# Composition in explicit substitutions

In the classical λσ calculus of explicit substitutions, there is the following rewrite rule:

(a[s])[t]  ==>  a[s ∘ t]


where a[s] denotes the application of substitution s to term a.

This seems backward/counterintuitive to me: if we consider substitutions as sorts of functions, then (a[s])[t] can be thought of as t(s(a)), which we could write as (t ∘ s)(a) aka a[t ∘ s] and not a[s ∘ t].

What is the reasoning behind this notation?

• Do you mind giving the reference from where you're getting this notation?
– cody
Apr 16, 2016 at 3:10
• The reference is in my answer. Apr 16, 2016 at 8:03

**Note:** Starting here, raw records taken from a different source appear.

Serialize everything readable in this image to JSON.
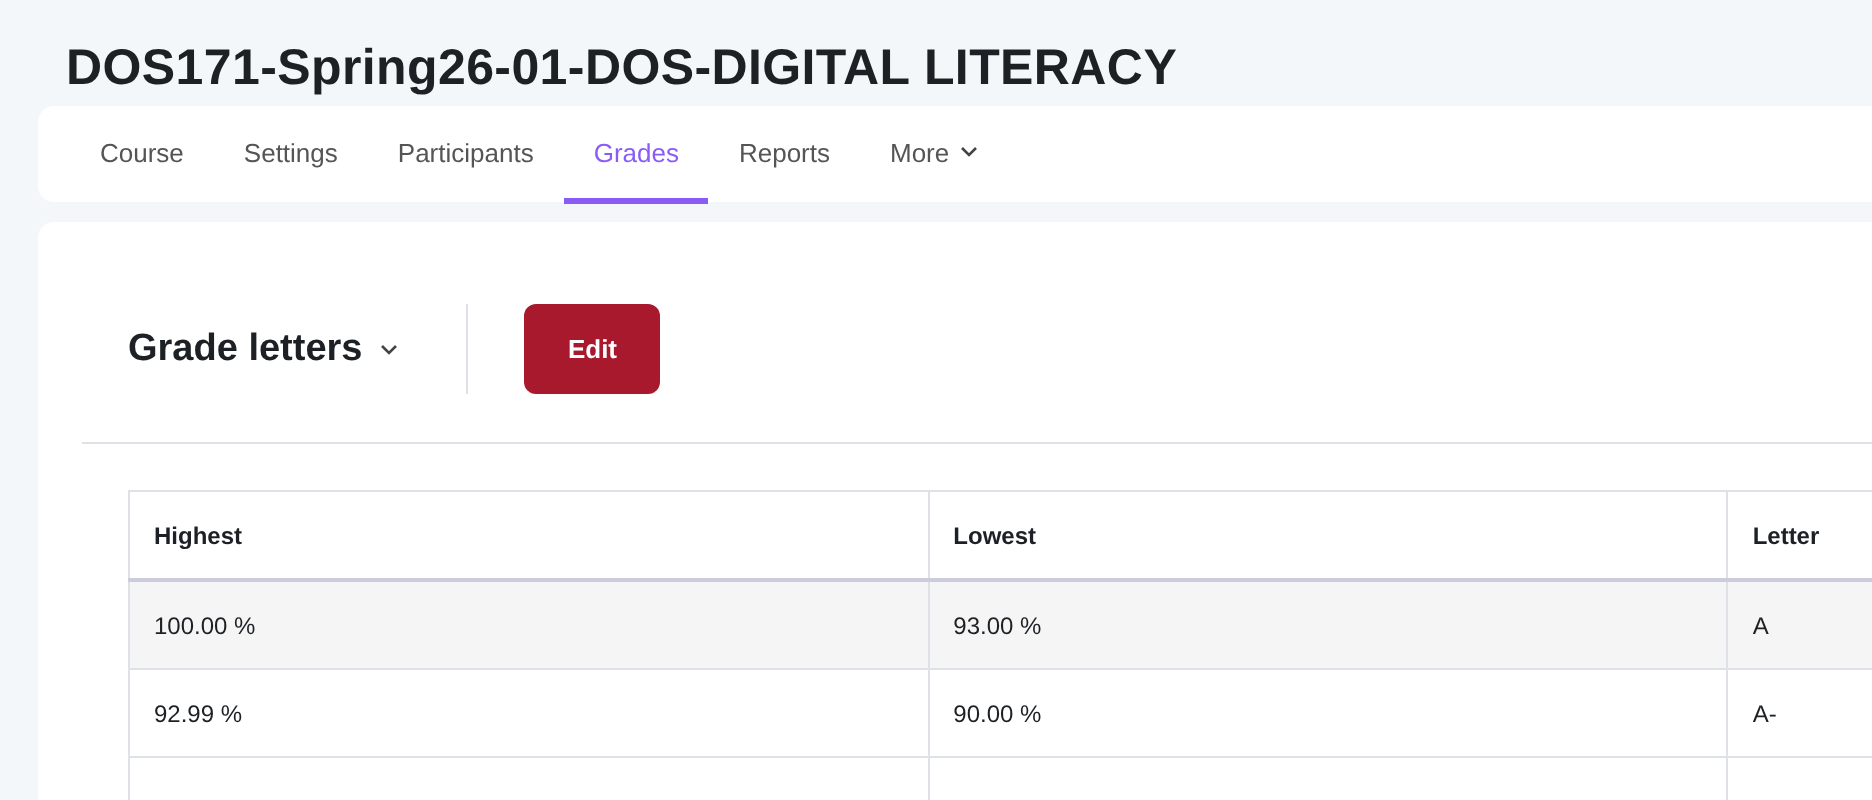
{
  "page_title": "DOS171-Spring26-01-DOS-DIGITAL LITERACY",
  "nav_tabs": [
    {
      "label": "Course",
      "selected": false
    },
    {
      "label": "Settings",
      "selected": false
    },
    {
      "label": "Participants",
      "selected": false
    },
    {
      "label": "Grades",
      "selected": true
    },
    {
      "label": "Reports",
      "selected": false
    },
    {
      "label": "More",
      "selected": false,
      "kind": "dropdown"
    }
  ],
  "page_header": {
    "title": "Grade letters",
    "button": "Edit"
  },
  "table": {
    "columns": [
      "Highest",
      "Lowest",
      "Letter"
    ],
    "rows": [
      [
        "100.00 %",
        "93.00 %",
        "A"
      ],
      [
        "92.99 %",
        "90.00 %",
        "A-"
      ]
    ]
  }
}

Substitutions form a monoid and they act on terms. We have a choice of writing them as either left or right actions. Sometime in the previous millenium someone decided they act on the right (page 5). A right action should satisfy $a [s \circ t] = (a[s])[t]$, so it makes sense to define the operation $\circ$ that conforms to action on the right. That's all.
You could do entirely the same thing with functions and write them as $x \mathbin{//} f$ (as Mathematica does) in which case you would be seriously tempted to define $x \mathbin{//} (f \circ g) = (x \mathbin{//} f) \mathbin{//} g$. In essence you'd move from the category of sets to its opposite.
• Ha! And here I was thinking that f∘g always means "apply g and then apply f". I guess it's the first time I see this composition notation used on what you call "right actions" (which I tend to think as postfix operations). Thanks. Apr 16, 2016 at 13:54